__DIRECTIONS FOR THIS TASK__: Every line of the material that holds "command" should be counted; give the number and nothing more.

==========

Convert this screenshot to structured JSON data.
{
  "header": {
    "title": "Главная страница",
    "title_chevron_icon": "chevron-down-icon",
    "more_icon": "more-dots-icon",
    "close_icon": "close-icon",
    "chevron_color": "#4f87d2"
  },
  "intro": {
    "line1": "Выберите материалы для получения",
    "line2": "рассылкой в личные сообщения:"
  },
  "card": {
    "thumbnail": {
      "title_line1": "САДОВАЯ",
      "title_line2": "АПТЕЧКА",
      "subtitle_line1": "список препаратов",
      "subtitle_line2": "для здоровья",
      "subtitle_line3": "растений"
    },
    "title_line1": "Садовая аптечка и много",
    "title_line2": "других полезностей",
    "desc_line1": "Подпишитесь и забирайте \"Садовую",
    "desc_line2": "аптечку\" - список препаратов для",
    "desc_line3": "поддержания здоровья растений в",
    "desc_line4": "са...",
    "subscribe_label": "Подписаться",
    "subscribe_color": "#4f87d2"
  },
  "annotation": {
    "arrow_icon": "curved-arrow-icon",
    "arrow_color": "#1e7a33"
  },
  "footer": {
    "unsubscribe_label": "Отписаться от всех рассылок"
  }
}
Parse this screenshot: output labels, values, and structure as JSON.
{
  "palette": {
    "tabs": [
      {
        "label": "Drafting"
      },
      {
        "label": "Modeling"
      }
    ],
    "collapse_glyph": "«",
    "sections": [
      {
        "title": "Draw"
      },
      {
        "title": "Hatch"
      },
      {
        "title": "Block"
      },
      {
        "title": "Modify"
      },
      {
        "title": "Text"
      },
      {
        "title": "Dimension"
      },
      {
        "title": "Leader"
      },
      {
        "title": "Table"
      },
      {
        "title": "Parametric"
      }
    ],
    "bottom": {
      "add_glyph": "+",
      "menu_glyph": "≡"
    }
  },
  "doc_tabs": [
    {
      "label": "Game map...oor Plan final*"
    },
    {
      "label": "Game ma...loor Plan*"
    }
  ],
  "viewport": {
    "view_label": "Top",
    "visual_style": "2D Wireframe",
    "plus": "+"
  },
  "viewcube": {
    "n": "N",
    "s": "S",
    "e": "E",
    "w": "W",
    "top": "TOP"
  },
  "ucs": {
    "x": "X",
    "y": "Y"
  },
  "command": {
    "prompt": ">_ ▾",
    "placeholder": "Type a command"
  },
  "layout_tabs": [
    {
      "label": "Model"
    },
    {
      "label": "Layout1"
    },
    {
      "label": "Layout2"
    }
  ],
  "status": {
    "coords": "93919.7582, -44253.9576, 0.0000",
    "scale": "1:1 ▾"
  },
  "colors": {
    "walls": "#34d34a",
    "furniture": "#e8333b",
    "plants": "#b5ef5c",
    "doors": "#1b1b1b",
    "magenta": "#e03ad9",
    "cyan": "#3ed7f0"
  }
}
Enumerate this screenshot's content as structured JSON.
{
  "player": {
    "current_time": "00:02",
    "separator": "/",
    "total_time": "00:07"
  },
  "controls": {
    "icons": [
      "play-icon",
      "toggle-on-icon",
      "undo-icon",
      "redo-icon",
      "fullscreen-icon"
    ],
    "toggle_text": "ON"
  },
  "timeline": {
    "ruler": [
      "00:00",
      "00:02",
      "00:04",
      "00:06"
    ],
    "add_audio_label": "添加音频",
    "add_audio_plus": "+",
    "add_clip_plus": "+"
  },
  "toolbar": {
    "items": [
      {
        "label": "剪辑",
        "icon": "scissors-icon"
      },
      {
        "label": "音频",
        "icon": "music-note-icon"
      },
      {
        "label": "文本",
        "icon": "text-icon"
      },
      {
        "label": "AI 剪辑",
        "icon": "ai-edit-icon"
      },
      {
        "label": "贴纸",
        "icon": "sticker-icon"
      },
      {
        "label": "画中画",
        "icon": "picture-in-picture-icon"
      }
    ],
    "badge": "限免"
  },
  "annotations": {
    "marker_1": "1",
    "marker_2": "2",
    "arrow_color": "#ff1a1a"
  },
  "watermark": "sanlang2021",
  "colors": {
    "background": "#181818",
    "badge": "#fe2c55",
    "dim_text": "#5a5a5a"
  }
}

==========

__COMPLETED TASK__: 2